April 13, 2005

Pledge break psycholinguistics: perception

NPR pledge week is now (oh, praise God), behind us. I didn't send in my check. I will real soon. But I swear that one of the reasons I never did during those days of program interruptions and local-studio beseechment and blather was that I couldn't catch the phone numbers. They kept saying them, constantly; but they insisted on saying the local phone number and the 800 number all together in a big rush so that you heard eighteen digits all at once and couldn't remember any of them. Try the experiment: say to someone very loudly and suddenly, "Three seven five seven two seven five one eight hundred nine oh three six six two four call now the volunteers are waiting to take your calls we have two on the line right now we need one more call before we return to NPR's Morning Edition!", and then ask them to tell you either of the phone numbers. You just can't.

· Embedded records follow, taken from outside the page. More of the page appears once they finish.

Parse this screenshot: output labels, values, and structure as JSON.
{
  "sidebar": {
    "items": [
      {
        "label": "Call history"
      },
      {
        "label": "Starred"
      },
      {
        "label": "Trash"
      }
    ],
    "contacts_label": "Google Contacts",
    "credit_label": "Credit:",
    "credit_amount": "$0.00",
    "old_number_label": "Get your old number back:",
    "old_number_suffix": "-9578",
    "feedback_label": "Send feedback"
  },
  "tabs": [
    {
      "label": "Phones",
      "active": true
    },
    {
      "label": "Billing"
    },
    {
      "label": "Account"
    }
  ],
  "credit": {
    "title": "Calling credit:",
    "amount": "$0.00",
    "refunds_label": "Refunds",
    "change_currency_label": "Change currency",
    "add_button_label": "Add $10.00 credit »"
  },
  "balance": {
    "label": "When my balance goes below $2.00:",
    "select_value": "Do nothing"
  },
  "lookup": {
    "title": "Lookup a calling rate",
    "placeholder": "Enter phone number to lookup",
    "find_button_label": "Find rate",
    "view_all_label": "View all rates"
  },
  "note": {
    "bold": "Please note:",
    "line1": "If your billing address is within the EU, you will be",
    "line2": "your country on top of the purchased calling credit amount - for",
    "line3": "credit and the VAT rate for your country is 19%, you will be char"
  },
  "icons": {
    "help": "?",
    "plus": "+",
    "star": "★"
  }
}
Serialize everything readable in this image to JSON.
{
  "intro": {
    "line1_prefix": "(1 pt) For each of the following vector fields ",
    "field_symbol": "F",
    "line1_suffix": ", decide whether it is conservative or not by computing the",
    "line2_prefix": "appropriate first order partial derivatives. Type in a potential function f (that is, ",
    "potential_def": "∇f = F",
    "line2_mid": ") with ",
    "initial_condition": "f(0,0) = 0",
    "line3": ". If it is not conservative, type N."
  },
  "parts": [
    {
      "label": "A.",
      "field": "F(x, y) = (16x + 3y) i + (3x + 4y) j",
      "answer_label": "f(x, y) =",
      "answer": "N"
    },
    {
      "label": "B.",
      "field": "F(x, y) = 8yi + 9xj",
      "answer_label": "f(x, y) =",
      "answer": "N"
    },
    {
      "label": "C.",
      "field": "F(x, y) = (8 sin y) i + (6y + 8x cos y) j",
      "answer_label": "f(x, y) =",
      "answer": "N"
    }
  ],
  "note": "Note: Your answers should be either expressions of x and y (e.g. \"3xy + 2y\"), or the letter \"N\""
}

Why the people at the station babbling on the microphones don't realize this I just don't know. It's like the way highway authorities don't realize that when you put ONLY LANE BIKE on the road it doesn't look like "Bike lane only", it looks like "Only lane bike." Nobody seems to have any intuitive grasp of how other people's linguistic perception mechanisms work. The obvious argument would be that if you can't memorize either of two phone numbers when they are given to you at high speed in quick succession with a whole lot of words following them, then neither can they. But no one at my public radio station seems to be able to put themselves in the listener's place.

Posted by Geoffrey K. Pullum at April 13, 2005 07:11 PM